### Propagation through strings

The speed (v) of a wave traveling along a string is directly proportional to the square root of the tension (T) over the linear density (ρ):

### Traveling waves

Traveling waves have a disturbance (amplitude ) that varies with both time () and distance (). This can be expressed mathematically as:

where is the amplitude envelope of the wave, is the *wave number*, and is the *phase* of the wave.

### The wave equation

The **wave equation** is a differential equation that describes how a harmonic wave changes over time. The equation has slightly different forms, depending on how the wave is transmitted and the medium it is traveling through. For a one-dimensional wave traveling down a rope along the -axis with velocity () and amplitude () (which generally depends on both x and t), the wave equation is:

In three dimensions, the equation becomes:

.It should be noted that the velocity () depends on both the type of wave and the medium through which it is being transmitted.

A general solution for the wave equation in one dimension was given by French physicist-mathematician Jean Le Rond d'Alembert (1717-1783). It is

This can be viewed as two pulses travelling down a taut rope in opposite directions; *F* in the *+x* direction, and *G* in the *-x* direction. If we substitute for *x* above, replacing it with directions *x*, *y*, *z*, we then can describe a wave propagating in three dimensions.

In quantum mechanics, the Schrödinger equation describes the wavelike behavior of subatomic particles. Solutions of this equation are wave functions that can be used to describe the probability density of a particle. Quantum mechanics also describes particle properties that other waves (such as light and sound) have on the atomic and subatomic scales.

## See also

- Electromagnetic spectrum
- Frequency
- Gravity
- Light
- Sound
- Doppler effect
- Wavelength

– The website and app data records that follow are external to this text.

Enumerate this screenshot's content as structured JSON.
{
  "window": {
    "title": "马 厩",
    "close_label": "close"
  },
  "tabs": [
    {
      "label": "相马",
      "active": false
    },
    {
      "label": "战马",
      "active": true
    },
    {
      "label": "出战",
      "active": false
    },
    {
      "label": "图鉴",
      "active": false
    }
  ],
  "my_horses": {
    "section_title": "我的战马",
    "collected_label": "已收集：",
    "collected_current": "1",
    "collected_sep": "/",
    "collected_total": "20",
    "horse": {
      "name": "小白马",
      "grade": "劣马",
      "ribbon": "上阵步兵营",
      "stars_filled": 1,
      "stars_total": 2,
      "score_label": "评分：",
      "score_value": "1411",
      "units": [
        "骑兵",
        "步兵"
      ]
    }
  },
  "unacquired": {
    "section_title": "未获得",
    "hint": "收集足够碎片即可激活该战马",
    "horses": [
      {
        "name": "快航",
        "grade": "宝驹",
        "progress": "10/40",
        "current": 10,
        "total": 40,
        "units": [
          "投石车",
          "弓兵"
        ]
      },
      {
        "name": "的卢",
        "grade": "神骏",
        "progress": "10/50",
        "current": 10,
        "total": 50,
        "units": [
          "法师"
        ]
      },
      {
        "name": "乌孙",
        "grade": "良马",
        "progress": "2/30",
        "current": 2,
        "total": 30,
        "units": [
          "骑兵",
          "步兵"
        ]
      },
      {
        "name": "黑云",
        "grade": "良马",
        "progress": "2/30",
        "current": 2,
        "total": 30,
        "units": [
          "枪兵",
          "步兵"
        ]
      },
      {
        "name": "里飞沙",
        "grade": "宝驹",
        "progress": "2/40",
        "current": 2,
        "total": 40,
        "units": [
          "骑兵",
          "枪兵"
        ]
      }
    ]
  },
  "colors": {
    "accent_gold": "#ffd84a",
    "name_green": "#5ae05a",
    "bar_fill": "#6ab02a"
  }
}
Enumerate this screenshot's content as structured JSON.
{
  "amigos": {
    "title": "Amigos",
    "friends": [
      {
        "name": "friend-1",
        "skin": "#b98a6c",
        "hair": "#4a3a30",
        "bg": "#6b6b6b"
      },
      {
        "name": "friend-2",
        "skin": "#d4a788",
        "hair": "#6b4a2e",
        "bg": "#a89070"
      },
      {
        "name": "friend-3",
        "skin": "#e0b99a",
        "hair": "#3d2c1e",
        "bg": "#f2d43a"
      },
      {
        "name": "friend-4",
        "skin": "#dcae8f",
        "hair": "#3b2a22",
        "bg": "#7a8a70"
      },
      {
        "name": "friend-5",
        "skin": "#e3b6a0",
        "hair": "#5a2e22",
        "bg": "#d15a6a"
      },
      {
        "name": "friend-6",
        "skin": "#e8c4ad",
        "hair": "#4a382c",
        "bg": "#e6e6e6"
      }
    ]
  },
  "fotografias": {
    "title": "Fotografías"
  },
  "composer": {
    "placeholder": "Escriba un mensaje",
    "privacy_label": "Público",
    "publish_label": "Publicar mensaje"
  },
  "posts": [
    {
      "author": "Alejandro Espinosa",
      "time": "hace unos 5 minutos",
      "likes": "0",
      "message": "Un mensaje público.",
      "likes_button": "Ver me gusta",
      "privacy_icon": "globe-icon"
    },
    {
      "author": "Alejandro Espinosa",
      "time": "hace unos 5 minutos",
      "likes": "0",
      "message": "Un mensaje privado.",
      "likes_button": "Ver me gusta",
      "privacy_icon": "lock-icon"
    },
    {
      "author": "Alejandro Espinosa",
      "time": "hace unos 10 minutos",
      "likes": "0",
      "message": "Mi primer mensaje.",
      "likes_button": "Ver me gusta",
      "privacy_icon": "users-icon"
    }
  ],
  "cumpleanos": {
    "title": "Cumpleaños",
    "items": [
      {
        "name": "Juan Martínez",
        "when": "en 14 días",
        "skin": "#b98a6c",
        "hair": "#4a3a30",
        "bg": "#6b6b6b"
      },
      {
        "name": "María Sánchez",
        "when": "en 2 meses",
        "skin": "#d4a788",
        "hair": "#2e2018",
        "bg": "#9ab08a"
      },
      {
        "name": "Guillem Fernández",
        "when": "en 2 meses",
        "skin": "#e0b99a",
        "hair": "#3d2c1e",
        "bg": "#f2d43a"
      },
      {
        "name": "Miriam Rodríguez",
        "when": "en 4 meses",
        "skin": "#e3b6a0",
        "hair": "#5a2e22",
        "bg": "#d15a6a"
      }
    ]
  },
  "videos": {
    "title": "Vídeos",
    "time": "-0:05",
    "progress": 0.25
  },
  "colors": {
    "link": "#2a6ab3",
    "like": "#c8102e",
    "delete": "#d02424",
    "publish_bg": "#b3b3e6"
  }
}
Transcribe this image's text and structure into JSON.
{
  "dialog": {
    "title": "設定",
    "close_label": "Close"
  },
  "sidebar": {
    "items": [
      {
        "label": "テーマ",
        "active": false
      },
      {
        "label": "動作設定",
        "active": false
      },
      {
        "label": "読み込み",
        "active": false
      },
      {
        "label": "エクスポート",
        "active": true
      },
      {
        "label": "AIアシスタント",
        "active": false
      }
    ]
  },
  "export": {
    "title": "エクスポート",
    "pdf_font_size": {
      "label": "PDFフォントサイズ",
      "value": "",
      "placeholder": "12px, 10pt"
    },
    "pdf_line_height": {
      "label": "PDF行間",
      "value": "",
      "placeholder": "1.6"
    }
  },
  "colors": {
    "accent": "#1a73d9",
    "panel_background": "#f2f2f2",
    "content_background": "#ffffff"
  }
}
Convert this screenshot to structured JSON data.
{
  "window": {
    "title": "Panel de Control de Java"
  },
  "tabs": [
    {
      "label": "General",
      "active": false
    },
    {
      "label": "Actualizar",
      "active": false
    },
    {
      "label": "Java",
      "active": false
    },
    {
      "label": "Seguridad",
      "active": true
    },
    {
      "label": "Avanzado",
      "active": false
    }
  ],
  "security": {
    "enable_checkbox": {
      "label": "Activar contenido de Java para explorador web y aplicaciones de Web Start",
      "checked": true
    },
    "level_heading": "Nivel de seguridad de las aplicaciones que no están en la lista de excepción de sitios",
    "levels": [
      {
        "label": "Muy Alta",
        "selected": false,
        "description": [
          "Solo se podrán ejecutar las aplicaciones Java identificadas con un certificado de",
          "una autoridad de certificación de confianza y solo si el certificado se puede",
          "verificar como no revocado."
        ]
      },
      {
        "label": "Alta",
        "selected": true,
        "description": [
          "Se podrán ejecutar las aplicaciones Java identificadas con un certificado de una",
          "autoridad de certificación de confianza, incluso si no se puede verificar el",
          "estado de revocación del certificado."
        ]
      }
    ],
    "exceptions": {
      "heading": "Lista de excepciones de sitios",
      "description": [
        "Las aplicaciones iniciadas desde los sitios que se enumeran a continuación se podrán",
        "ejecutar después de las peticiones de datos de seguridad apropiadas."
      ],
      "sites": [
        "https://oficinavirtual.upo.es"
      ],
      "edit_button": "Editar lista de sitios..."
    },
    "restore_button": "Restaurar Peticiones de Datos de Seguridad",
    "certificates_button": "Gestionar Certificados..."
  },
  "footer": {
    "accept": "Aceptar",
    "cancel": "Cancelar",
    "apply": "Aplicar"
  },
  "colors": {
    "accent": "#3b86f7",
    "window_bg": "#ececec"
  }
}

## Further reading

- French, A.P. (1971).
*Vibrations and Waves (M.I.T. Introductory physics series)*. Nelson Thornes. ISBN 074874479.

## External links

All links retrieved August 10, 2013.

- Vibrations and Waves - An online textbook
- Sounds Amazing - AS and A-Level learning resource for sound and waves